- 100 to 1 by Thomas Phelps
- 100 Baggers by Christopher Mayer
- Thinking, Fast and Slow by Daniel Kahneman
- Influence by Robert Cialdini
- All three books by Peter Bevelin: Seeking Wisdom, A Few Lessons from Sherlock Holmes and All I Want to Know is Where I Am Going to Die So I’ll Never Go There
- Understanding Michael Porter by Joan Margretta
- Value Migration by Adrian Slywotzky
- Competition Demystified by Bruce Greenwald
- The Five Rules for Successful Stock Investing by Pat Dorsey and Joe Mansueto
- Business Adventures by John Brooks
- Berkshire Hathaway Letters to Shareholders, 2015 by Max Olson
- The Outsiders by William Thorndike
- Business Model Generation by Alexander Osterwalder
- Valuation and Managing the Value of Companies by McKinsey & Company Inc.
- All three books by Aswath Damodaran on valuation – Damodaran on Valuation, Investment Valuation and The Dark Side of Valuation
SN: Great list indeed! Which investor/investment thinker(s) do you hold in high esteem?
KS: I like Charlie Munger and Warren Buffett, Howard Marks and Seth Klarman, Jeffrey Gundlach, Prem Watsa, and Benjamin Graham. Also, there are a host of great investors whose letters, writings, and achievements attained in one lifetime have had an influence on me. I would also suggest reading about works of Michael Mauboussin, James Montier, and Daniel Kahneman.
SN: Hypothetical question – Let’s say that you knew you were going to lose all your memory the next morning. Briefly, what would you write in a letter to yourself, so that you could begin relearning everything starting the next day?
KS: This one has got me thinking. In such a hypothetical scenario, I would focus on writing about my friends and family and pen down the social framework of my existence and well-being. I would tell my near and dear ones to be patient and loving with me and help me regain the semblance of my original self by sharing memories and experiences. With regards to professional material, there is lots of it stored in my library, emails and Evernote account and that is well documented and archived.

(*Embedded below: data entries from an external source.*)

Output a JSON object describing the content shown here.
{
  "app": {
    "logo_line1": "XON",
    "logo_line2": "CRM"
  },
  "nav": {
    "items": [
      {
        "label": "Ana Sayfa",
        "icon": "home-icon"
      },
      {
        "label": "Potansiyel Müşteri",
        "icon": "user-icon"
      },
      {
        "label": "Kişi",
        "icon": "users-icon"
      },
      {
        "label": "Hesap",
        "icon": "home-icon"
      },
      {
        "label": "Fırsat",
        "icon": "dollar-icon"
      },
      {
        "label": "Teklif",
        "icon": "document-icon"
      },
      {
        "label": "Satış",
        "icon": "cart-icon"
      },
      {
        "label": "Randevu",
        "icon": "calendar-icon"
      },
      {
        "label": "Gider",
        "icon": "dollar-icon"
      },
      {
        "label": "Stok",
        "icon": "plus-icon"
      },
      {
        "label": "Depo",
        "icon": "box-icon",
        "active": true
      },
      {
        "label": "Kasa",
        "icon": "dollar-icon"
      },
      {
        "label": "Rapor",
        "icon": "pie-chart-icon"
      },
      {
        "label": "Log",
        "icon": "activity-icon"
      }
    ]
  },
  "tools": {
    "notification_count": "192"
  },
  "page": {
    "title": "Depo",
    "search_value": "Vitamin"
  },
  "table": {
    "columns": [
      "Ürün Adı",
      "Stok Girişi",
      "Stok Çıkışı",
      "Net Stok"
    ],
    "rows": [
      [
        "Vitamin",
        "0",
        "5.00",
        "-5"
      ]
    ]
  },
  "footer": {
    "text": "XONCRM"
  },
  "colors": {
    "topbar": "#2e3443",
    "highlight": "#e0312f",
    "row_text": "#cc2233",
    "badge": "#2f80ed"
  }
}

I believe getting one’s principles, leanings and learnings, emotional and personal life would be more important to note down as they have not been as well chronicled as business aspects have been.
SN: One final question – What other things do you do apart from investing?
KS: I have few ongoing efforts directed at giving back to the society and focusing on the well-being of less fortunate ones. I am a big fan of music and good movies and love to catch up on the same when time permits. I also love to teach. Teaching and writing require the discipline of understanding, deliberate practices of communication, constant learning, and updating material as your idea evolves. Hence I am associated with FLAME University, which is a pioneer of liberal education in India and is doing some interesting work in the field of developing good programs for Indian capital markets. They also have one of its kind of business library in this part of the world with books on diverse topics. This library is an affiliate of the Library of Mistakes which is very interesting. Please do check it out.
SN: On that wonderful note, Kuntal, let me thank you for sharing your amazing and deep insights for Safal Niveshak readers. I’m sure readers are going to attain great benefits out of your thoughts and experience.
KS: Thanks for the interview, Vishal! I really enjoyed it.
Note: This interview was originally published in the November 2016 issue of our premium newsletter – Value Investing Almanack (VIA). To read more such interviews and other deep thoughts on value investing, business analysis and behavioral finance, click here to subscribe to VIA.